Write out the full listing, matching it line for line.

■ TASK MATERIAL:
○ ○ ○ ○

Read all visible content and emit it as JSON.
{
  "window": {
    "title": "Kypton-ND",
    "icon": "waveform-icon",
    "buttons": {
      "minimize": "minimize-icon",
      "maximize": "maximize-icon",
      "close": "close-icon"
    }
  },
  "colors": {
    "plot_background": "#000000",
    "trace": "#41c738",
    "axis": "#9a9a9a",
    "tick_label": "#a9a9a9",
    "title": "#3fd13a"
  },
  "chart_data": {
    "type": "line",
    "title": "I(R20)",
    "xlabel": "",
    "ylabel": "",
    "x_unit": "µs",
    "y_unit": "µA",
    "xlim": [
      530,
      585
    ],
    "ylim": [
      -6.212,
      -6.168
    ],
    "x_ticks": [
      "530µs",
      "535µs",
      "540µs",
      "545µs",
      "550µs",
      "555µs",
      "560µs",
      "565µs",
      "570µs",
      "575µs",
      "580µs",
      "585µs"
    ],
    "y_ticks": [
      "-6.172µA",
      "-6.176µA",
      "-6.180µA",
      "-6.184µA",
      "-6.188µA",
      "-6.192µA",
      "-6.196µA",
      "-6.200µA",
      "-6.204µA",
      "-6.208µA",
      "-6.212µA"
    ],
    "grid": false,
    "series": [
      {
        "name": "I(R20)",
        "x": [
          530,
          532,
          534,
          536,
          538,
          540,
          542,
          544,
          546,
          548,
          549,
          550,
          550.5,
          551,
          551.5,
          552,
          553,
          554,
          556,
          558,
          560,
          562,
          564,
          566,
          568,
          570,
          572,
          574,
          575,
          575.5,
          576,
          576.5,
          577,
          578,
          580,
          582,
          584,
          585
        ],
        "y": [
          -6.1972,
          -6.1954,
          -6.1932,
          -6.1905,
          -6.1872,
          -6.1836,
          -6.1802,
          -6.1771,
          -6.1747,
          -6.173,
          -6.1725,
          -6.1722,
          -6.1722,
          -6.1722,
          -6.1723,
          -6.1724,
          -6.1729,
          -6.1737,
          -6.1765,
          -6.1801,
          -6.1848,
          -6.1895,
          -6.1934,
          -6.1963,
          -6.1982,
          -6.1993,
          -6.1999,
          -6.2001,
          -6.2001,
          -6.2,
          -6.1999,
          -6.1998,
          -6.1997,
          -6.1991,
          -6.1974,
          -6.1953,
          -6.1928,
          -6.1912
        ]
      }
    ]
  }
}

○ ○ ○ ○

■ REPLY TO THE TASK:
Read all visible content and emit it as JSON.
{
  "window": {
    "title": "Kypton-ND",
    "icon": "waveform-icon",
    "buttons": {
      "minimize": "minimize-icon",
      "maximize": "maximize-icon",
      "close": "close-icon"
    }
  },
  "colors": {
    "plot_background": "#000000",
    "trace": "#41c738",
    "axis": "#9a9a9a",
    "tick_label": "#a9a9a9",
    "title": "#3fd13a"
  },
  "chart_data": {
    "type": "line",
    "title": "I(R20)",
    "xlabel": "",
    "ylabel": "",
    "x_unit": "µs",
    "y_unit": "µA",
    "xlim": [
      530,
      585
    ],
    "ylim": [
      -6.212,
      -6.168
    ],
    "x_ticks": [
      "530µs",
      "535µs",
      "540µs",
      "545µs",
      "550µs",
      "555µs",
      "560µs",
      "565µs",
      "570µs",
      "575µs",
      "580µs",
      "585µs"
    ],
    "y_ticks": [
      "-6.172µA",
      "-6.176µA",
      "-6.180µA",
      "-6.184µA",
      "-6.188µA",
      "-6.192µA",
      "-6.196µA",
      "-6.200µA",
      "-6.204µA",
      "-6.208µA",
      "-6.212µA"
    ],
    "grid": false,
    "series": [
      {
        "name": "I(R20)",
        "x": [
          530,
          532,
          534,
          536,
          538,
          540,
          542,
          544,
          546,
          548,
          549,
          550,
          550.5,
          551,
          551.5,
          552,
          553,
          554,
          556,
          558,
          560,
          562,
          564,
          566,
          568,
          570,
          572,
          574,
          575,
          575.5,
          576,
          576.5,
          577,
          578,
          580,
          582,
          584,
          585
        ],
        "y": [
          -6.1972,
          -6.1954,
          -6.1932,
          -6.1905,
          -6.1872,
          -6.1836,
          -6.1802,
          -6.1771,
          -6.1747,
          -6.173,
          -6.1725,
          -6.1722,
          -6.1722,
          -6.1722,
          -6.1723,
          -6.1724,
          -6.1729,
          -6.1737,
          -6.1765,
          -6.1801,
          -6.1848,
          -6.1895,
          -6.1934,
          -6.1963,
          -6.1982,
          -6.1993,
          -6.1999,
          -6.2001,
          -6.2001,
          -6.2,
          -6.1999,
          -6.1998,
          -6.1997,
          -6.1991,
          -6.1974,
          -6.1953,
          -6.1928,
          -6.1912
        ]
      }
    ]
  }
}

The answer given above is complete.